By helping her narrow down the issue, you can start brainstorming solutions together. 3. Talk through possible solutions. There are many ways to solve friendship problems, so sit down with your daughter and talk through some options.
If she’s being excluded from a group, maybe she can try joining another club or activity where she feels more included. If she’s having trouble with a specific friend, maybe she can talk to them directly about what’s going on or even find a new friend altogether. Brainstorming different solutions will give your daughter some ideas of what she can do next.
4. Encourage positive self-talk . It’s normal for kids (and adults!) to have negative thoughts when they’re experiencing conflict in their friendships . But these negative thoughts can make the situation seem even worse than it is .
Help your daughter counter any negative self-talk by encouraging positive statements like “I’m capable of handling this” or “I have other friends who care about me.” Remind her that everyone goes through tough times with friends and that things will eventually get better . Positive self-talk will help boost her confidence and mood as she works through this difficult situation .
How Do I Get Rid of Bad Influence Friends?
It’s not always easy to get rid of bad influence friends, but it’s definitely possible. Here are a few tips:
-Talk to your friend about your concerns.
This is the first and most important step. If you don’t feel comfortable talking to your friend, then you probably shouldn’t be friends with them in the first place. Be honest and direct with your friend, and explain why you’re worried about their influence on you.
-Set boundaries with your friend. If they continue to pressure you into doing things that make you uncomfortable, it’s time to set some boundaries. Let them know what behaviors are not acceptable, and stick to those boundaries.
-Spend less time with your friend. If setting boundaries doesn’t work, or if you just don’t feel comfortable around your friend anymore, then it’s probably best to spend less time with them. You don’t have to completely cut them out of your life, but distance yourself as much as possible.
-Find new friends who share your values. One of the best ways to get rid of a bad influence friend is to find new friends who share your same values and interests. These friends will support and encourage you in making positive choices, which will help you stay away from negative influences like your old friend.
What Do You Do When You Don’T Like Your Child’S Friends?
If you don’t like your child’s friends, the best thing to do is talk to your child about it. Explain why you don’t like them and see if your child has any other thoughts on the matter. If your child agrees that they’re not good friends, then help your child find new friends.
This can be done by joining a club or activity that interests them, or by meeting other families with similar interests. It’s important to support your child in finding new friends, as this will help them feel more comfortable in social situations and make it easier for them to make lasting friendships.

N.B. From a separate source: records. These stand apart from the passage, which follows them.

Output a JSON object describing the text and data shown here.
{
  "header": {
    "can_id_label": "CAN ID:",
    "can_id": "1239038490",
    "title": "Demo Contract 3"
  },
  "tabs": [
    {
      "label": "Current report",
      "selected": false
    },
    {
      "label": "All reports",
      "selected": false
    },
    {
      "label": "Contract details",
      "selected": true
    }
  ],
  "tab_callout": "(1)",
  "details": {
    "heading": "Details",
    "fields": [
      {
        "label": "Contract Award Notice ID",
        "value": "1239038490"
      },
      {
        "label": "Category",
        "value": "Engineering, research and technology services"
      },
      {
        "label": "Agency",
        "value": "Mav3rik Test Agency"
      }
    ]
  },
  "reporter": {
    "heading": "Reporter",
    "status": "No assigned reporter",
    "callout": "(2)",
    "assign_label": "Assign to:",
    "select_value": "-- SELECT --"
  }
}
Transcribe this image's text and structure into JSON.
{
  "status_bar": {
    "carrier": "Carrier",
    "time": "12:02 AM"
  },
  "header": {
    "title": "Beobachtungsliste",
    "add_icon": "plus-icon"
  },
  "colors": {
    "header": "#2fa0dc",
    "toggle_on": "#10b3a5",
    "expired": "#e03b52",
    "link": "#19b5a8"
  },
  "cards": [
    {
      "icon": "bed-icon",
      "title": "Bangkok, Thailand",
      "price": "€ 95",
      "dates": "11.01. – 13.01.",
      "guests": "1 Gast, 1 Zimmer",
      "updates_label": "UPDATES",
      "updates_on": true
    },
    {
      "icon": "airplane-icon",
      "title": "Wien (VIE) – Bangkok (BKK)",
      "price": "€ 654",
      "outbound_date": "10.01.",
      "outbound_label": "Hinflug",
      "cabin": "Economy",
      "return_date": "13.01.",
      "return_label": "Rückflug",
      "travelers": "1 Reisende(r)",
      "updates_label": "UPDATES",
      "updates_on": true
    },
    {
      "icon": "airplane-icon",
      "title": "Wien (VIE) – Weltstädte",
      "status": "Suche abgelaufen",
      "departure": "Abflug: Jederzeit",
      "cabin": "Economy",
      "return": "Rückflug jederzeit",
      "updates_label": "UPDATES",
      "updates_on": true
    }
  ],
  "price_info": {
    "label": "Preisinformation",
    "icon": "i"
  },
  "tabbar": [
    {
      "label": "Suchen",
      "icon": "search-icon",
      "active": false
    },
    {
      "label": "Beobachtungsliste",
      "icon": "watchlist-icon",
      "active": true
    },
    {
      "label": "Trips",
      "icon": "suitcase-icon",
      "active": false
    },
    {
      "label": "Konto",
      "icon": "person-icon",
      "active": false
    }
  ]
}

If your teenager is hanging out with bad friends, there are some things you can do to stop it. First, talk to your teenager about why they are spending time with these friends. If there is a reason, such as wanting to be accepted or feeling like they don’t fit in elsewhere, try to help them find other activities or groups where they can feel more comfortable.
You can also set limits on who your teenager spends time with and where they go. If necessary, you may need to get involved with your teenager’s school or contact the parents of their friends to monitoring the situation.
About Author (Marjorie R. Rogers)
The inspiring mum of 6 who dedicates her time to supporting others. While battling with her own demons she continues to be the voice for others unable to speak out. Mental illness almost destroyed her, yet here she is fighting back and teaching you all the things she has learned along the way. Get Started To Read …